like a bright blue eye in the green, and lazy cattle, red and white,
stood in it, while others lay under a chestnut tree near by.

Down in the valley, a long undulating spread before me, fields of
different hues, some green, some brown, some golden with ripe Corn, lay
baked in the heat, quivering under a calm blue sky. In one field a man
was sharpening a scythe with a whetstone—the rasp came floating up to me
clearly, and presently he began to open a field of wheat for the reaping
machine I could see, with men round her, under a clump of trees. Next to
this field was a narrow strip of coarse grass all aglow with Buttercups,
then a wide triangular field, with a pit in the corner of it, snowed
over with Daisies, and then a farm looking like a toy place, neat with
white painted railings, and a dovecote, and a long barn covered over
with yellow Stone Crop. I could see—all in miniature—the farmer come out
of his house door, beckon to a dog, and walk past a row of Hollyhocks
and a flush of pink Sweet Williams, open the gate and cross a road to
the Corn-field. The dog leapt ahead of him, barking joyously.

A little further down, and cut off partly from view by the May tree that
sheltered me, was a village, white and grey, sheltered by Elm trees. In
the midst of the handful of cottages the square-towered flint church
stood with Ivy on the tower and dark Yews in the churchyard. The graves
in the churchyard looked like the Daisies in the distant field, as if
they grew there. At the back of the church, and facing the high road,
was a line of trees from whence came an incessant noise of rooks.

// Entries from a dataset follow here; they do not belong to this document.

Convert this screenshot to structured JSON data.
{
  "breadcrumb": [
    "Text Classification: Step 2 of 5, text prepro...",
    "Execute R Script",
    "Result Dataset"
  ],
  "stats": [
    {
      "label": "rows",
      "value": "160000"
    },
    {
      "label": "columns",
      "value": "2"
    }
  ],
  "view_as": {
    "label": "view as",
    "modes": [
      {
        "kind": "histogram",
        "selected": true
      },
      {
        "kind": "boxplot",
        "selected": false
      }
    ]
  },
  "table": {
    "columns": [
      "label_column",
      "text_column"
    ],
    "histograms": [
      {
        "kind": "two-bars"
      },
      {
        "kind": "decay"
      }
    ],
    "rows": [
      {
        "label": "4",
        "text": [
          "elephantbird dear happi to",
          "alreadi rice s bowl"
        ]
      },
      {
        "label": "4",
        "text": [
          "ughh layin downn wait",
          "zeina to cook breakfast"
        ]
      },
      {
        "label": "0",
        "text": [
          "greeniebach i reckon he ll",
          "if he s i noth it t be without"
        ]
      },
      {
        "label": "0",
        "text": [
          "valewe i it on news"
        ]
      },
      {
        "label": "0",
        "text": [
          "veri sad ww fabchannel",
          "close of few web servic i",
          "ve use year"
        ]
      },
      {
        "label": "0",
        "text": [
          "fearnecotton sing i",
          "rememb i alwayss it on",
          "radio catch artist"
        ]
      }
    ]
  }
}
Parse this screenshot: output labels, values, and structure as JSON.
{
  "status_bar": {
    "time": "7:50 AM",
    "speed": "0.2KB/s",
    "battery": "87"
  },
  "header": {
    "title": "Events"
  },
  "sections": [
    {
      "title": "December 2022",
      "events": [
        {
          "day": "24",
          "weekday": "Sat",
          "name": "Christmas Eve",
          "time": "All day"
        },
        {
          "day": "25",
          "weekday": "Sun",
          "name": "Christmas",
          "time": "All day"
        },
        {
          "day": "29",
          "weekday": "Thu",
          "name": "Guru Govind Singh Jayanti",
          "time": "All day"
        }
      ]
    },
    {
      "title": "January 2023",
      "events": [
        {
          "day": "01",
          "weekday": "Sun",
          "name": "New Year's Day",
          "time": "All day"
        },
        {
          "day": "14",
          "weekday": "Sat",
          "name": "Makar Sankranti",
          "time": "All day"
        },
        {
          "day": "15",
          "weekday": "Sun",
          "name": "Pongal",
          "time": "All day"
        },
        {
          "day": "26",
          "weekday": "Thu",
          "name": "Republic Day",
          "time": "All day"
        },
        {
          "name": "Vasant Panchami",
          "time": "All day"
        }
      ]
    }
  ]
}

Very few things moved on the high road, a lumbering waggon, the doctor’s
trap, a bicycle, and then the carrier’s cart with a man I knew driving
it, a very pleasant man who preached in the Sion Chapel on Sundays and
chalked up texts in the tilt of his waggon—but with a shrewd eye to
business: a man who never forgave a debt.

As I sat on my stile I felt this was all mine: no person there knew the
beauty of it as I did, or cared to capture its sweetness as I did. No
one but I saw the field of Oats laugh, or cared to note the business of
the dragon fly, or the flashing patterns of the butterflies. I had seen
these fields turned up, rich and brown, under the plough, and tender
green when the seeds came up, and waving green, and gold when they bore
their harvest of Corn, or silver and green with roots and red with
Beets. I had counted the sheep on the hillsides, and watched the cattle
stray in a long line to be milked at milking time, and though I did not
farm an acre of it, I owned it with my heart, and gathered its harvest
with my eyes.

Every field footpath had its story, the road was rich in old romance,
and hidden by the trees at the head of the valley was the big house
where my hostess lived and with a loving hand directed all this little
world—but I doubt if she owned it more than I.

To end all this, comes a little maid through the Oats, almost hidden by
them, her face quivering with tears because of a misplaced trust in a
bunch of Nettles. So we apply Dock leaves and a penny, and a farthing’s
worth of country wisdom, and part friends—I to the head of the valley,
she to her father’s farm on the other side of the hill.